As Edward Snowden‘s NSA leaking is assessed in the media, Daniel Ellsberg — the man initially prosecuted in the 1970s for leaking sensitive papers about Vietnam known as the Pentagon Papers — has hailed the young American as a hero who did America an “enormous service.”
Daniel Ellsberg was prosecuted for his actions in revealing information to the American public, but later acquitted when it was revealed the US government had illegally wiretapped him. And speaking of Edward Snowden, Ellsberg says he sees a young man with his whole promising life ahead of him, who risked it all to serve his fellow Americans in a risky act of whistleblowing.
Ellsberg spoke to CNN’s Don Lemon about Edward Snowden’s actions with the context of his own experience with the US government — and saying what Snowden revealed was a “recipe” for “tyranny in this country, the Pentagon Papers leaker said:
“I’m very impressed by what I’ve heard in the last couple of hours including Snowden’s own video here. I think he’s done an enormous service, incalculable service … It can’t be overestimated to this democracy. It gives us a chance, I think, from drawing back from the total surveillance state that we could say we’re in process of becoming, I’m afraid we have become. That’s what he’s revealed.”

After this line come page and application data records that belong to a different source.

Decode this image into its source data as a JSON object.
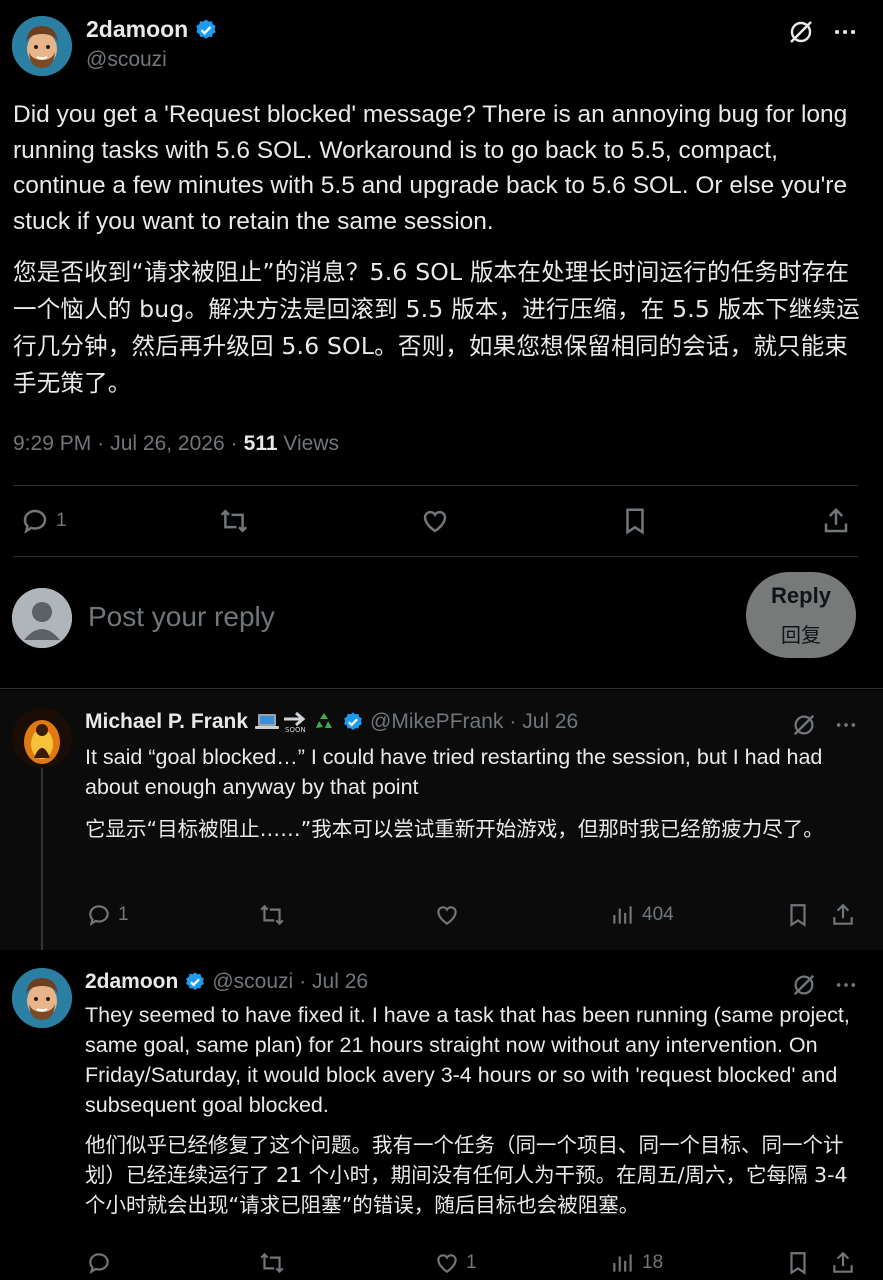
{
  "main_tweet": {
    "author_name": "2damoon",
    "handle": "@scouzi",
    "text_en": "Did you get a 'Request blocked' message? There is an annoying bug for long running tasks with 5.6 SOL. Workaround is to go back to 5.5, compact, continue a few minutes with 5.5 and upgrade back to 5.6 SOL. Or else you're stuck if you want to retain the same session.",
    "text_zh": "您是否收到“请求被阻止”的消息？5.6 SOL 版本在处理长时间运行的任务时存在一个恼人的 bug。解决方法是回滚到 5.5 版本，进行压缩，在 5.5 版本下继续运行几分钟，然后再升级回 5.6 SOL。否则，如果您想保留相同的会话，就只能束手无策了。",
    "time": "9:29 PM",
    "date": "Jul 26, 2026",
    "views_count": "511",
    "views_label": "Views",
    "reply_count": "1",
    "sep": "·"
  },
  "compose": {
    "placeholder": "Post your reply",
    "button_en": "Reply",
    "button_zh": "回复"
  },
  "replies": [
    {
      "author_name": "Michael P. Frank",
      "handle": "@MikePFrank",
      "date": "· Jul 26",
      "text_en": "It said “goal blocked…” I could have tried restarting the session, but I had had about enough anyway by that point",
      "text_zh": "它显示“目标被阻止……”我本可以尝试重新开始游戏，但那时我已经筋疲力尽了。",
      "reply_count": "1",
      "like_count": "",
      "views_count": "404",
      "emoji": [
        "laptop-emoji",
        "soon-arrow-emoji",
        "recycle-emoji"
      ]
    },
    {
      "author_name": "2damoon",
      "handle": "@scouzi",
      "date": "· Jul 26",
      "text_en": "They seemed to have fixed it. I have a task that has been running (same project, same goal, same plan) for 21 hours straight now without any intervention. On Friday/Saturday, it would block avery 3-4 hours or so with 'request blocked' and subsequent goal blocked.",
      "text_zh": "他们似乎已经修复了这个问题。我有一个任务（同一个项目、同一个目标、同一个计划）已经连续运行了 21 个小时，期间没有任何人为干预。在周五/周六，它每隔 3-4 个小时就会出现“请求已阻塞”的错误，随后目标也会被阻塞。",
      "reply_count": "",
      "like_count": "1",
      "views_count": "18"
    }
  ],
  "colors": {
    "background": "#000000",
    "text": "#e7e9ea",
    "muted": "#71767b",
    "verified_blue": "#1d9bf0",
    "divider": "#2f3336"
  }
}
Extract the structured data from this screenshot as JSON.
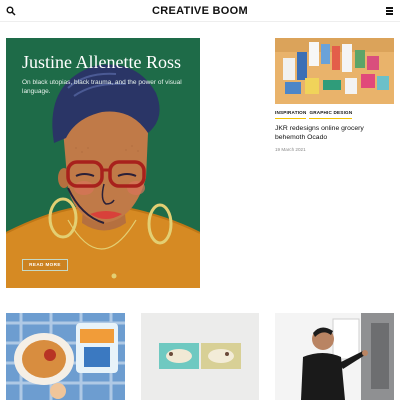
{
  "header": {
    "logo": "CREATIVE BOOM",
    "search_icon": "search-icon",
    "menu_icon": "hamburger-menu-icon"
  },
  "feature": {
    "title": "Justine Allenette Ross",
    "description": "On black utopias, black trauma, and the power of visual language.",
    "read_more": "READ MORE",
    "background": "#1e6b48"
  },
  "side_article": {
    "tags": [
      "INSPIRATION",
      "GRAPHIC DESIGN"
    ],
    "title": "JKR redesigns online grocery behemoth Ocado",
    "date": "19 March 2021",
    "tag_underline": "#f3c300"
  },
  "thumbnails": [
    {
      "image": "snack-food-on-picnic-table"
    },
    {
      "image": "dog-illustrated-packaging"
    },
    {
      "image": "man-writing-on-wall"
    }
  ]
}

“If I had known that the NSA, the National Security Agency, as I say, to which I had access, if I had known that they were spying on every American multiple times, different phone lines, bank data, credit cards, GPS, everything else, if I had known that, I would have done just what he’s done. I would have broken that law of civil disobedience.”
Ellsberg became the first person to be prosecuted under the 1917 Espionage Act when he leaked the Pentagon Papers to major newspapers in the early 70s, and he said he’s waited decades for someone to show the courage and conviction demonstrated by Edward Snowden in leaking the NSA’s actions.
Musing as to whether it can ever be a crime to reveal a crime and speculating that the NSA program violated the Fourth Amendment, Ellsberg said that Snowden was “really was prepared to risk his life for his country as a civilian … [and] show the kind of courage that we expect of people on the battlefield.”
Do you agree with Ellsberg that Snowden’s actions were brave and heroic?